Family-Based Maudsley Therapy Is Not a Do-It-Yourself Approach There is a mistaken idea out there that Maudsley treatment for eating disorders is something parents can just decide to do without professional support. While I know families who do take on the re-feeding (weight restoration) responsibilities, I think it is important to keep in mind that this is only one part of the approach, and why it works well for so many families.
A lot of people seem to think that "re-feeding" is just for treatment of anorexia. I'd like to argue for a different way of looking at weight restoration and nutrition for all eating disorders.
It is not hard to find someone willing to treat an eating disorder patient. Most therapists, social workers, doctors, and dietitians, with no particular specialty in the topic, will accept patients with anorexia, bulimia and other eating disorders. I've heard of a chiropractor, a massage therapist, and an astrologist taking charge of this life-threatening illness as well. As parents and loved ones, I think it is really important that we do everything we can to make sure patients get care from clinicians who specialize in eating disorders. Further, it is our job to make sure these specialists are using evidence-based treatment methods.
It sounds like a reasonable question: "What is your ideal body weight?" But beware: this is a technical term that is often confused for what it sounds like: an aesthetic ideal.

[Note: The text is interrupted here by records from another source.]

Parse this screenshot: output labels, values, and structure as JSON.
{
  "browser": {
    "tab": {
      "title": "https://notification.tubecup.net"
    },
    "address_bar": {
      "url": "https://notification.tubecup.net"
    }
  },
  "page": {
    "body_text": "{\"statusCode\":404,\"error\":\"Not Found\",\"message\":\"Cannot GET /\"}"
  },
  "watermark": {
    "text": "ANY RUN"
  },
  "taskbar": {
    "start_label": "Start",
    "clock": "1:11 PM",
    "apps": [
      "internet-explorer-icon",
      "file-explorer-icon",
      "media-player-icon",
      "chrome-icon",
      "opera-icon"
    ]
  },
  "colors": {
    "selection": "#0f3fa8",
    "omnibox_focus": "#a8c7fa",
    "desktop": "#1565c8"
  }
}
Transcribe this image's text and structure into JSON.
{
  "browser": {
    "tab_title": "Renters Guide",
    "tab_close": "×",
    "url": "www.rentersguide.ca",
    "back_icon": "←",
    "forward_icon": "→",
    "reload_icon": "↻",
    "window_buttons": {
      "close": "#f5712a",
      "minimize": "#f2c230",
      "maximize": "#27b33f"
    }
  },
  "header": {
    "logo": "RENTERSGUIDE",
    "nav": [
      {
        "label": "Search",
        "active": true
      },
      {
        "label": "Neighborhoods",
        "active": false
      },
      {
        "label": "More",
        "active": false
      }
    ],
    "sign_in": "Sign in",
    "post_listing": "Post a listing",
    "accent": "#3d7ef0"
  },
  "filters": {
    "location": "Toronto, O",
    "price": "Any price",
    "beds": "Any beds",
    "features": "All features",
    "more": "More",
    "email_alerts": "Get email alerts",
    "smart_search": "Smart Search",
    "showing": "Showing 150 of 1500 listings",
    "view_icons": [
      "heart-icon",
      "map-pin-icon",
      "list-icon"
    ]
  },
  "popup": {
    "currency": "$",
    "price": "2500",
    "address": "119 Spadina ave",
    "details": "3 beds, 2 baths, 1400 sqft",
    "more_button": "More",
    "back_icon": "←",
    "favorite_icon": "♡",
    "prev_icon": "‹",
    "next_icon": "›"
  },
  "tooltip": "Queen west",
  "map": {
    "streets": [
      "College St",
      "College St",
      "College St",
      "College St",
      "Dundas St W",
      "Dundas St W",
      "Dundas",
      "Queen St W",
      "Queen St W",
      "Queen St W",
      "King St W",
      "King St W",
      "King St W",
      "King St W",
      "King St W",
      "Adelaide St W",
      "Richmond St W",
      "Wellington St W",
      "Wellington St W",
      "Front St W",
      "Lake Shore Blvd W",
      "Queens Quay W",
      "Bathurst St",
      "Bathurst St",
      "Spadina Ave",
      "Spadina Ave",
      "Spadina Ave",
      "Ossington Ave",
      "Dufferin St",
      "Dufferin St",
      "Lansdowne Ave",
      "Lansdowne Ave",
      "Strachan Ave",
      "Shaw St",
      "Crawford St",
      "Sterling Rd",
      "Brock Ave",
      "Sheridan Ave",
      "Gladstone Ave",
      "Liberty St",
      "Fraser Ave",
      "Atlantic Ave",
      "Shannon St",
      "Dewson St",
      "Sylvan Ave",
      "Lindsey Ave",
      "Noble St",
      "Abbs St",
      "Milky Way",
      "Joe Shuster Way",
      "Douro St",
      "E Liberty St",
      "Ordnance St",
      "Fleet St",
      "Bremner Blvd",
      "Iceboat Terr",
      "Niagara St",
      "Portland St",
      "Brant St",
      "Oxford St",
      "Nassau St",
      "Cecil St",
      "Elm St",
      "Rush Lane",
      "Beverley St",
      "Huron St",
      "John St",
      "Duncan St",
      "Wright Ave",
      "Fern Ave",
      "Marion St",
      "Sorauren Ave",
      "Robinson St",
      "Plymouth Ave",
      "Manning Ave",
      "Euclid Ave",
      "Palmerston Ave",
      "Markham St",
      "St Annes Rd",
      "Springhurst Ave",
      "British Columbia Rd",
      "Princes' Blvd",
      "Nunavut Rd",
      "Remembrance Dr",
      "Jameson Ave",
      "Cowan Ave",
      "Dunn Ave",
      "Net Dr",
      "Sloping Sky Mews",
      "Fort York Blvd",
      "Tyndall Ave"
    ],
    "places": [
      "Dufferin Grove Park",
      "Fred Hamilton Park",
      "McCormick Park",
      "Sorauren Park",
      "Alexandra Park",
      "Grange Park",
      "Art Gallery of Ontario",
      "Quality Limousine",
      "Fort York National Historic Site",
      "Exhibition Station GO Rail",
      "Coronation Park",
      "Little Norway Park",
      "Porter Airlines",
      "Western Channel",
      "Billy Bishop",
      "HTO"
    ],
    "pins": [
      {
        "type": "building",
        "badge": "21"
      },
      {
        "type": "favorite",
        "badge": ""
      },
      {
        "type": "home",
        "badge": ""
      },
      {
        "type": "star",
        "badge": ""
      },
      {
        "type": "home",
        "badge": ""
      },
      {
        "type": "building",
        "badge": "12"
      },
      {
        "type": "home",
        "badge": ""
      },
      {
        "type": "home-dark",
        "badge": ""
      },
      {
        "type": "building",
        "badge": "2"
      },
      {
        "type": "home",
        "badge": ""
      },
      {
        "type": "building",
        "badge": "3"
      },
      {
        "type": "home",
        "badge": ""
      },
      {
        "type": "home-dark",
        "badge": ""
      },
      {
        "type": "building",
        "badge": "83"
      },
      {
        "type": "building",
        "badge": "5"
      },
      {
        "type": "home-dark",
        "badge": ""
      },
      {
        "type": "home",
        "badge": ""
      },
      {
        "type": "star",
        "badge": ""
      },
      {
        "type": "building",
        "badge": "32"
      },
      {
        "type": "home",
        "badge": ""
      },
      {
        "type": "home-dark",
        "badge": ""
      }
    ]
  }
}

Have you noticed that it is just assumed in our society that everyone wants to be thin? Thin is never defined, and seems to mean "smaller than anyone else in the room." Everyone seems to agree that being thinner is a constant quest, and that the only difference between people with an eating disorder and everyone else is how strong that "drive for thinness" is. I don't buy it, and I'll tell you why.
When I ask people to care about eating disorders, it is very common for them to come back with "but obesity is such a big problem." I'm not sure why the two things are seen as opposites, but I think we'd benefit from taking a different look at both issues that may lead us to see some common goals and a common approach.
My friends on the Around The Dinner Table online forum are talking about something that comes up so much: what should parents be eating?
Horror films don't come close to raising blood pressure like the prospect of mealtime for a parent of an eating disorder patient. Forget the knives and chain saws: the sight of a fork and spoon can be send the pulse racing. There is hope, however, in having a plan.